The FBI is warning of the potential for more bloodshed. In an internal bulletin issued Sunday, the bureau warned of plans for armed protests at all 50 state capitals and in Washington, D.C., in the coming weeks.
Meanwhile, police departments in such major cities as New York, Los Angeles, Las Vegas, Houston and Philadelphia announced they were investigating whether members of their agencies participated in the Capitol riot. The Philadelphia area’s transit authority is also investigating whether seven of its police officers who attended Trump’s rally in Washington broke any laws.
Michael Sherwin, the acting U.S. Attorney for the District of Columbia said Friday that any off-duty law enforcement officers determined to have participated in the riot would not receive special treatment.
“We don’t care what your profession is,” he said. “If you are conducting or engage in criminal activity, we will charge you and you will be arrested and that’s exactly what we’re doing.”
A Texas sheriff announced last week that he had reported one of his lieutenants to the FBI after she posted photos of herself on social media with a crowd outside the Capitol. Bexar County Sheriff Javier Salazar said Lt. Roxanne Mathai, a 46-year-old jailer, had the right to attend the rally but he’s investigating whether she may have broken the law.

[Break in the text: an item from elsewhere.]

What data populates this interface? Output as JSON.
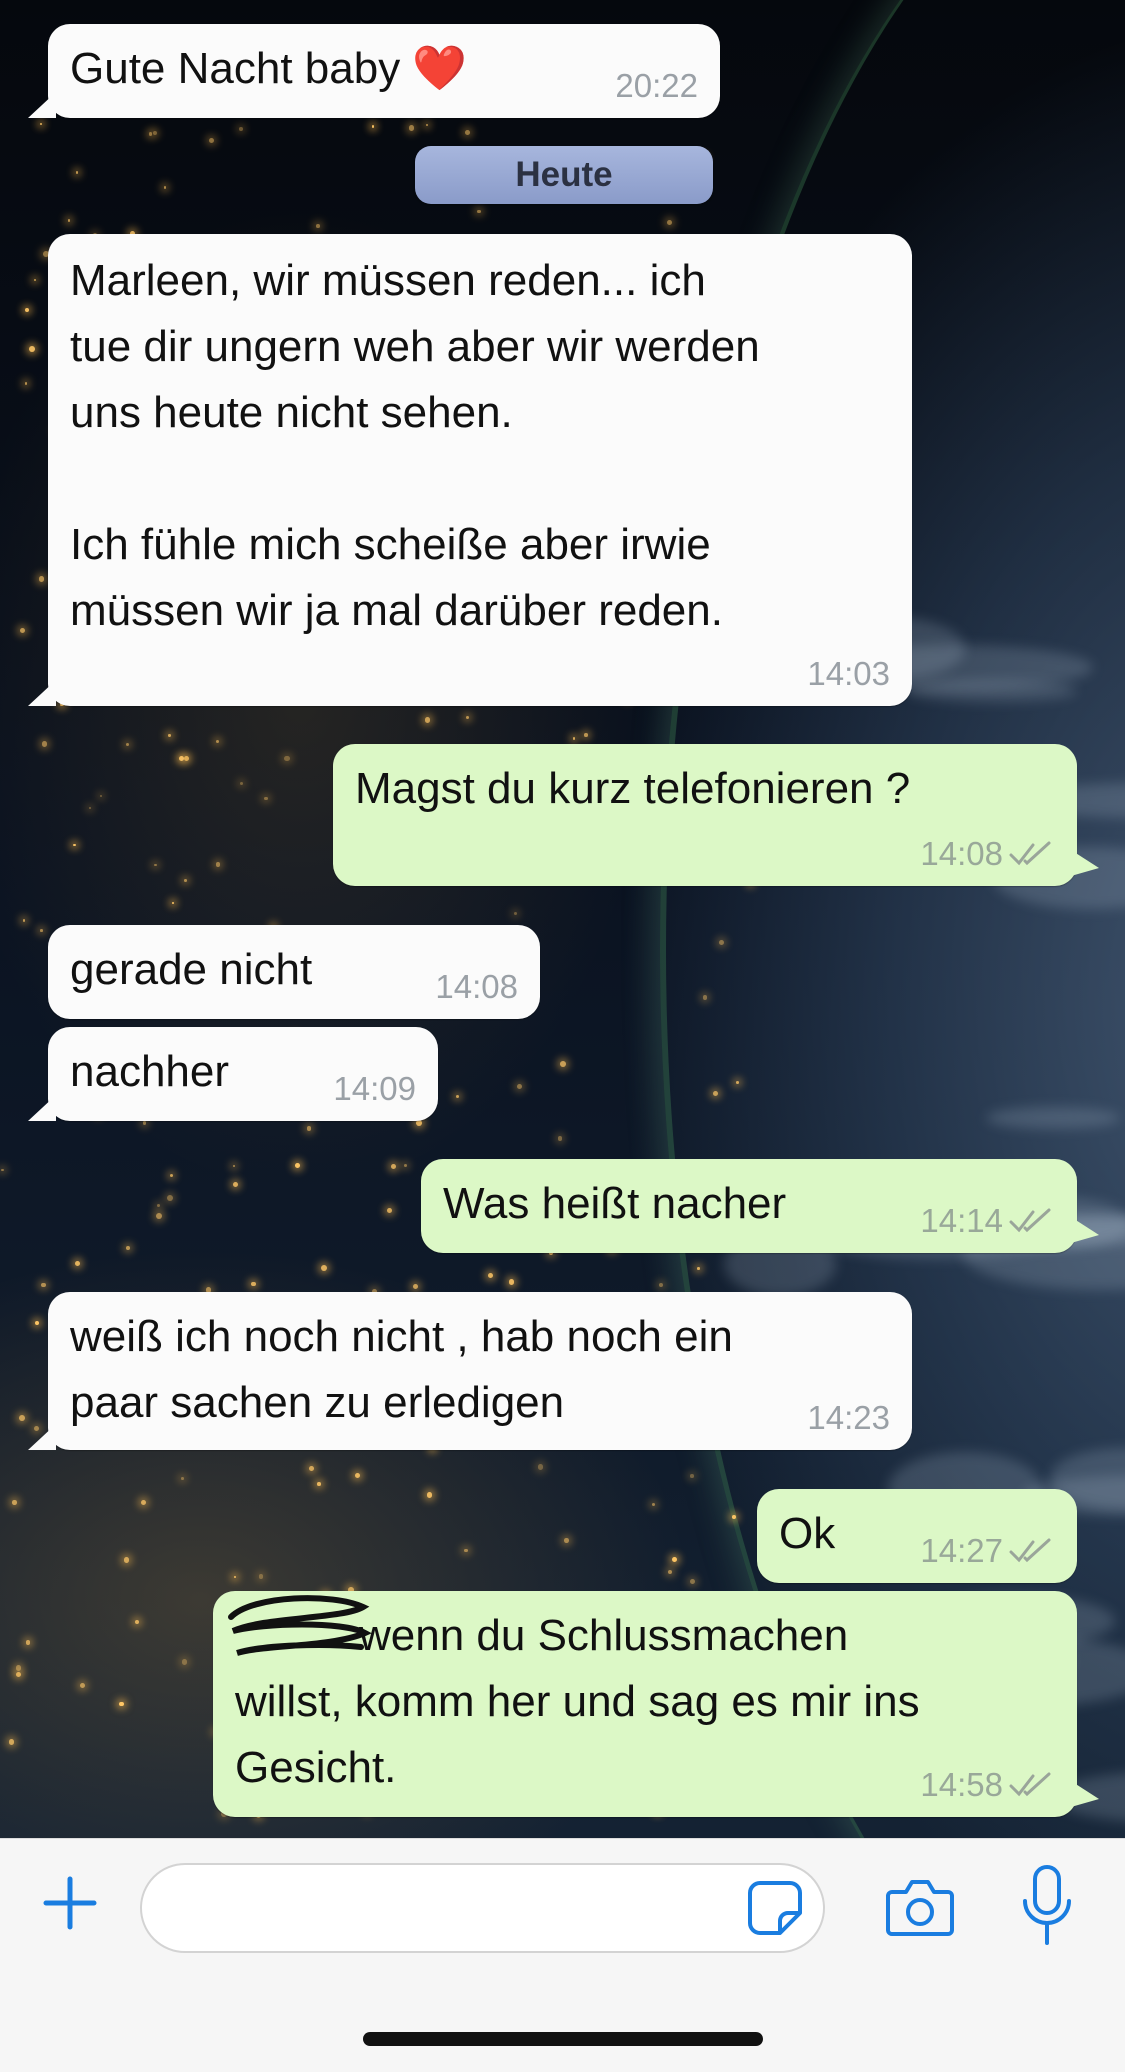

One of the posts Mathai shared was a photo that appeared to be taken Jan. 6 from among the mass of Trump supporters outside the Capitol, captioned: “Not gonna lie. … aside from my kids, this was, indeed, the best day of my life. And it’s not over yet.”
A lawyer for Mathai, a mother and longtime San Antonio resident, said she attended the Trump rally but never entered the Capitol.
In Houston, Police Chief Art Acevedo said an 18-year veteran of the department suspected of joining the mob that breached the Capitol resigned before a disciplinary hearing that was set for Friday.
“There is no excuse for criminal activity, especially from a police officer,” Acevedo said. “I can’t tell you the anger I feel at the thought of a police officer, and other police officers, thinking they get to storm the Capitol.”
Bleiberg reported from Dallas and LaPorta from in Delray Beach, Florida. Robert Burns and Mike Balsamo in Washington; Jim Mustian, Michael R. Sisak and Thalia Beaty in New York; Michael Kunzelman in College Park, Maryland; Juan A. Lozano in Houston; Claudia Lauer in Philadelphia; Martha Bellisle in Seattle; and Stefanie Dazio in Los Angeles contributed.